On September 1 1939, German forces invaded Poland. The same day, ‘Operation Pied Piper’ began: the mass evacuation of schoolchildren with their teachers, followed shortly by mothers with children under five, and some adults with disabilities. About 1.5 million people were moved over three days from places at risk into small towns and villages in the countryside.
Large parts of rural Northumberland were categorised as Reception areas, and plans were made to receive evacuees from industrial Tyneside.

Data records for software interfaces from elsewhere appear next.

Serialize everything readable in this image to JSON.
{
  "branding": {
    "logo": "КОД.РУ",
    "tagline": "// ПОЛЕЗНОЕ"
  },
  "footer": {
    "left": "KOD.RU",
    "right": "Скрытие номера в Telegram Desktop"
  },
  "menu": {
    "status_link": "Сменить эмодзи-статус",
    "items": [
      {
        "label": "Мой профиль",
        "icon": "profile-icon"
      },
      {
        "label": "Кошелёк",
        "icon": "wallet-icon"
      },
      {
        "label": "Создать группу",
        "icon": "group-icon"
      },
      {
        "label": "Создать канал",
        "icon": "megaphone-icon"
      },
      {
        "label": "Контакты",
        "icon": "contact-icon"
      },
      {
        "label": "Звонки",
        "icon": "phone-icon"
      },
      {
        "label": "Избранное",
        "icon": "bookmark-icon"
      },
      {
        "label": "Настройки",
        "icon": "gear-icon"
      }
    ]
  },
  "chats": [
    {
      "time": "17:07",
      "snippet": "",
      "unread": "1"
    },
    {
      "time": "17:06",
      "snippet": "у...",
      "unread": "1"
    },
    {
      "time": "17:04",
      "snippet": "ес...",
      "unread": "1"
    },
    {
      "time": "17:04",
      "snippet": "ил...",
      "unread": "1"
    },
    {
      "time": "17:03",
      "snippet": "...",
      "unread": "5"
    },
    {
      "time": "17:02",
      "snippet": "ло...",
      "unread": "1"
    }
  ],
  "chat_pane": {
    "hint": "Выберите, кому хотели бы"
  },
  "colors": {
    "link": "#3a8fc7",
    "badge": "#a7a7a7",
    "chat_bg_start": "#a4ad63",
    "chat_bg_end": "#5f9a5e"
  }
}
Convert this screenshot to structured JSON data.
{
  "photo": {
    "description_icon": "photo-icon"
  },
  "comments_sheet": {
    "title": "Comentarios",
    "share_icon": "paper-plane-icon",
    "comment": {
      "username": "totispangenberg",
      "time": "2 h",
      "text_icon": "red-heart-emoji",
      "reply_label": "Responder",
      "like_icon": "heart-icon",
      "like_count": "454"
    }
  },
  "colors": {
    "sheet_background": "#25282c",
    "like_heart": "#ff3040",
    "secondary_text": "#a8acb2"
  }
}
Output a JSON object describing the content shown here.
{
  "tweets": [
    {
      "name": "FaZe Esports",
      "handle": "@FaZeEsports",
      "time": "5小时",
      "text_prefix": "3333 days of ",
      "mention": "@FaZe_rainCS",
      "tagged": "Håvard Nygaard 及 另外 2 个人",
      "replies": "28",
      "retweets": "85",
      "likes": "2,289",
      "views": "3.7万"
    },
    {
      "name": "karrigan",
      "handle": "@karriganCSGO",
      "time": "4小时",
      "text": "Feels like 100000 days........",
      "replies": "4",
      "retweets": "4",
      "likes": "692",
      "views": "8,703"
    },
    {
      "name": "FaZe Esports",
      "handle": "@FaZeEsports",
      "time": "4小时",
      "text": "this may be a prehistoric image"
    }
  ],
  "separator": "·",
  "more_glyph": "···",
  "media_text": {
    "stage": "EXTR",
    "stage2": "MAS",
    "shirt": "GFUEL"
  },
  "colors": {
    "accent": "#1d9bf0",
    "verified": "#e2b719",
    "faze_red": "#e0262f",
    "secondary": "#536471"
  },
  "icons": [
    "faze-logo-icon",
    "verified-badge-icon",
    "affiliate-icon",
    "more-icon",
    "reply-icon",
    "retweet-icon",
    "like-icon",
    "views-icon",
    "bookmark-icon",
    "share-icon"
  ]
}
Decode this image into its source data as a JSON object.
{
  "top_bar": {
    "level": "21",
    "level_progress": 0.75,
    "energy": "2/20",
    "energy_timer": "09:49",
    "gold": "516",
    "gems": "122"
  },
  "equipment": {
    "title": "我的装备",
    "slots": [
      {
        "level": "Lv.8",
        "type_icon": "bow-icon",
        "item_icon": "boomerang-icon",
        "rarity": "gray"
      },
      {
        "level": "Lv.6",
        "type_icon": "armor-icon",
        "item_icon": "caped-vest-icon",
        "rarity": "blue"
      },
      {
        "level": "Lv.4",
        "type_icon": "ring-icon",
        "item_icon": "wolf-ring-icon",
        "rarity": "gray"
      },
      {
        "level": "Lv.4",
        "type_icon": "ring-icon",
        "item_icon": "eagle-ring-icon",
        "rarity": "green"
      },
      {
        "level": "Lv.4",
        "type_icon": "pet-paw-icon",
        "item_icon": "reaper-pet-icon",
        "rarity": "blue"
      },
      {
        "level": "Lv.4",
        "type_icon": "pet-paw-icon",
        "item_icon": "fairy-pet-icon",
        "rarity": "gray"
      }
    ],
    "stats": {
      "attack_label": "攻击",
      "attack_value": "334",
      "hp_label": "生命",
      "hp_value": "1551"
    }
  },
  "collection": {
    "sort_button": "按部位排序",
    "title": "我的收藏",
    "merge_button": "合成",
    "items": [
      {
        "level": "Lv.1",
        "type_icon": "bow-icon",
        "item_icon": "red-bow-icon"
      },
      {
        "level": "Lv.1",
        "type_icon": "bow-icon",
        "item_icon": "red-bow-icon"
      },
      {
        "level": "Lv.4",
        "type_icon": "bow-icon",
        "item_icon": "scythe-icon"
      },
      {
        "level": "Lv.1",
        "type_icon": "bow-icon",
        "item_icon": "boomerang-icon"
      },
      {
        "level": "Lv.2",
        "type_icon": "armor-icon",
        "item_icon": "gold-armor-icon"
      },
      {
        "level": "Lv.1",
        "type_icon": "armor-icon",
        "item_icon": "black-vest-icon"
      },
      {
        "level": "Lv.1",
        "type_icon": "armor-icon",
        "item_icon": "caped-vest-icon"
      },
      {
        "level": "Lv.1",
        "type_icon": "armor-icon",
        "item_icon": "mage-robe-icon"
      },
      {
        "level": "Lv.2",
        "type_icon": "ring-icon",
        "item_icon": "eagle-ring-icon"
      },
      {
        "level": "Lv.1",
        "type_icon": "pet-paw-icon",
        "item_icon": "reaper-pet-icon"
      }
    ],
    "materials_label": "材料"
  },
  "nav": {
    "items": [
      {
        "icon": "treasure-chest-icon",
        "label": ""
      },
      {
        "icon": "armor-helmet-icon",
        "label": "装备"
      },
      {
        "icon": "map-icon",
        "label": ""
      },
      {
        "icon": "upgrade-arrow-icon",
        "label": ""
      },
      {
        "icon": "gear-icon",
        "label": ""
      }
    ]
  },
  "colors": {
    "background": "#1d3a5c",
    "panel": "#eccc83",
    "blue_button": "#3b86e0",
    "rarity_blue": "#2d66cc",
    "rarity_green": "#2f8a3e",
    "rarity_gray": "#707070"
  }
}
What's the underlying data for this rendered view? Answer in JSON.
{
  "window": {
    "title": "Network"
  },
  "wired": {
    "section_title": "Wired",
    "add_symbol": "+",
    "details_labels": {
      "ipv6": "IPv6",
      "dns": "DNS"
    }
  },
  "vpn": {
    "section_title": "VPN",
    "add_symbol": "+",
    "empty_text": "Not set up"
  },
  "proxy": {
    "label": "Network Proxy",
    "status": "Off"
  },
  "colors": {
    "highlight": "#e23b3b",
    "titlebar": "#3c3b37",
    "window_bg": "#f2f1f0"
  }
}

This learning resource examines what really happened during the evacuation into Northumberland, using source material from Northumberland Archives at Woodhorn, Ashington, and Berwick Record Office.
• official papers from local councils
• school log books
• articles from local newspapers
• the words of the evacuees themselves, from oral history interviews
• photographs of evacuees
The topic is divided into sections and uses original documents to address key themes:
• Before the War: what plans were made and when?
• Operation Pied Piper: what actually happened on the day of evacuation? Did the plans go smoothly?
• The Drift Home: why did so many adult and child evacuees go home quite soon after evacuation? Why were many re-evacuated later?
• Education and Recreation: what problems did wartime conditions cause for schools and the education of evacuated children? What effect did evacuation have on the lives of the children?
Each section includes questions based on the source material. There is also a glossary to help with the terminology.
This resource was developed with the support of the Heritage Lottery Fund as part of the Access to Northumberland’s History Project (2007 – 9). It was designed for KS3 and GCSE History schemes of work but could be adapted for KS2.
Click here for a glossary of terms found in the source material.